Sunday, July 21, 2013
Cowgirl Sass & Savvy
Old dog memories
by Julie Carter
Out in the country everyone’s got a good horse story. That favorite, best ever, never had another one like him kind of story. But better than those, are the deep-felt recalls about an old dog that was the light of their life.
Favorite dogs that we remember stories about aren’t limited to rural living but it is often in the rural setting you find those special canines in larger numbers. Acres of living space allows for an assorted collection of the critters that accumulate before one realizes it.
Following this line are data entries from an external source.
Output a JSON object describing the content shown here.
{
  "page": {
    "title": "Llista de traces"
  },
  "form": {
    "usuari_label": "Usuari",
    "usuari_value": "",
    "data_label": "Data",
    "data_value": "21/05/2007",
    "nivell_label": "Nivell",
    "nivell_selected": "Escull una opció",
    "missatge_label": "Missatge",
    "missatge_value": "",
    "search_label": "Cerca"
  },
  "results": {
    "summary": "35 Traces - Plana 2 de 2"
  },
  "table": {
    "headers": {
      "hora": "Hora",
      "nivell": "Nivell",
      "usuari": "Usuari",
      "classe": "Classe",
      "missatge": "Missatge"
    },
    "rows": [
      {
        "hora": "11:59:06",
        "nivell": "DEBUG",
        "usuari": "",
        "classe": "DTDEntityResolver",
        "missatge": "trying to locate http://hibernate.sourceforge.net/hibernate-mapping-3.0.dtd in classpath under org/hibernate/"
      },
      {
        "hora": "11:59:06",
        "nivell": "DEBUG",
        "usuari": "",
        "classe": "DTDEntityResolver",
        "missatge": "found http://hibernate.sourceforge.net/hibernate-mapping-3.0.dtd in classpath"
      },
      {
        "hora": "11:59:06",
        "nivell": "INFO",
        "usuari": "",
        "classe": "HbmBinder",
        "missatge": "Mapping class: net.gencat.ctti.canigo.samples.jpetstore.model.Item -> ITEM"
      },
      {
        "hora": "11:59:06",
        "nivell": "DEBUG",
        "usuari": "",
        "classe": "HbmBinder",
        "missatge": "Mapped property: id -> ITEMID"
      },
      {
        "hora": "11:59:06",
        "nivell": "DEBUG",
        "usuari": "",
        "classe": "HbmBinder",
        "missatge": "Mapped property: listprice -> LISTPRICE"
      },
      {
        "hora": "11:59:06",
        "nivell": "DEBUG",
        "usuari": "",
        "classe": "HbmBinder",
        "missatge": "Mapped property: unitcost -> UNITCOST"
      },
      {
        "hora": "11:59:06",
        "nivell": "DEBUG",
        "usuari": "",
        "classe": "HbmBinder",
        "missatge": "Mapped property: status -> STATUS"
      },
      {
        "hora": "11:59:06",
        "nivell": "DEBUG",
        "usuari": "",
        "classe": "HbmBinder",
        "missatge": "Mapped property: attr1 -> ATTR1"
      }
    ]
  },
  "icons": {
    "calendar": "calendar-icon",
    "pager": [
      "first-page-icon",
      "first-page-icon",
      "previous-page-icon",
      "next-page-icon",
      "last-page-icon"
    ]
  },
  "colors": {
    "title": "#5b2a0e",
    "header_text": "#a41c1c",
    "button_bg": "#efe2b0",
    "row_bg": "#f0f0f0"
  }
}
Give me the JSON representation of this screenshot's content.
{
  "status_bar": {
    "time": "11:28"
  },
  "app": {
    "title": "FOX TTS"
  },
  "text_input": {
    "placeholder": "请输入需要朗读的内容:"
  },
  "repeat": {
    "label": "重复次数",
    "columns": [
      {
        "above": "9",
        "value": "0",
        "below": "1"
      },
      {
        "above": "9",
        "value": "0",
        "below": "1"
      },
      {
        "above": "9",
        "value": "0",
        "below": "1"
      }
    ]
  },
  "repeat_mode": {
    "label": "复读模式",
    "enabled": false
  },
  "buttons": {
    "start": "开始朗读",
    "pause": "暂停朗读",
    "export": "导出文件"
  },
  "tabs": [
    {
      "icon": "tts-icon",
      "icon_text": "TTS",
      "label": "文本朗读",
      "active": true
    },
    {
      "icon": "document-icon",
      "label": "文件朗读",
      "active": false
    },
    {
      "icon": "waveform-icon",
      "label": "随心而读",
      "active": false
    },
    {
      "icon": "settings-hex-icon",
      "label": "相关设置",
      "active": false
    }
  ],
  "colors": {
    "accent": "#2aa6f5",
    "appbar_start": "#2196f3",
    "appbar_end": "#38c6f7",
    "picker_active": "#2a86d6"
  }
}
At one time, my family had five of those absolutely worthless bordering on stupid mutts and actually loved, fed and nurtured them all.
Bridgett, a Saint Bernard, was quite the “nanny” of the bunch, but did look a little out of place on a high desert cactus laden ranch in New Mexico. Her most unpopular day was when she broke through the door into the house to steal the roast off the counter that had been set out to thaw.
Poppy and Puppy were the watch dog - guard dog committee. They would bark at you until you were in the door, then Puppy would return to his guard post while Poppy would stand and “smile” at you. She had a muzzle and teeth that made her appear to be perpetually smiling.
Tiny was just that on a “compared to” basis. He was some sort of terrier dog with great big “bug” eyes. There was nothing special about Tiny except he was there. He had joined the herd of mutts that had been dropped off or deserted only to find their way to a middle-of-nowhere ranch.
Then there was Rupert. Rupert was a small red long-haired mutt that until his dying day thought it was his job to bark and bite even when he was deaf, blind and had no teeth. He’d lie under the kitchen table and when an unsuspecting guest would move their feet the wrong direction, he’d make an attempt to “gum” their foot off. He was as aggravating as he was comical.
There were more dogs after that; Jessie, Mike, Murphy and Pepe among others. The point is, we all have memories of a special dog, be it mutt or purebred.
We cuss them, love them, and call them names. And we miss them more than we can explain when they are gone. They are doormats, babysitters, guardians and companions. Often completely worthless pain in the rear buddies; they mark a place in our hearts that lasts forever.
We identify a dog with his owner and vice versa. When we lose a loved one, their dog is a cherished link to them in the days ahead. When we then lose the dog it’s like losing the person all over again.
Dying peacefully of old age is the ultimate we can wish for our pets. Rural living brings with it other dangers for them that can shorten their life span including snake bite and predators. It’s hard to tell a dog with a tendency to hunt to not be sniffing around the bushes because he might find a diamond back rattler.
I’ve lost some pretty special dogs over the years that hurt my heart so badly. And always, I swore I’d not get another one to avoid the pain. Then somewhere along the way a roly-poly blue heeler puppy would catch my eye and I’d cave to the cuteness.
And the cycle would begin again.
Julie can be reached for comment at firstname.lastname@example.org. And no, don’t send me your puppies, blue heeler or otherwise.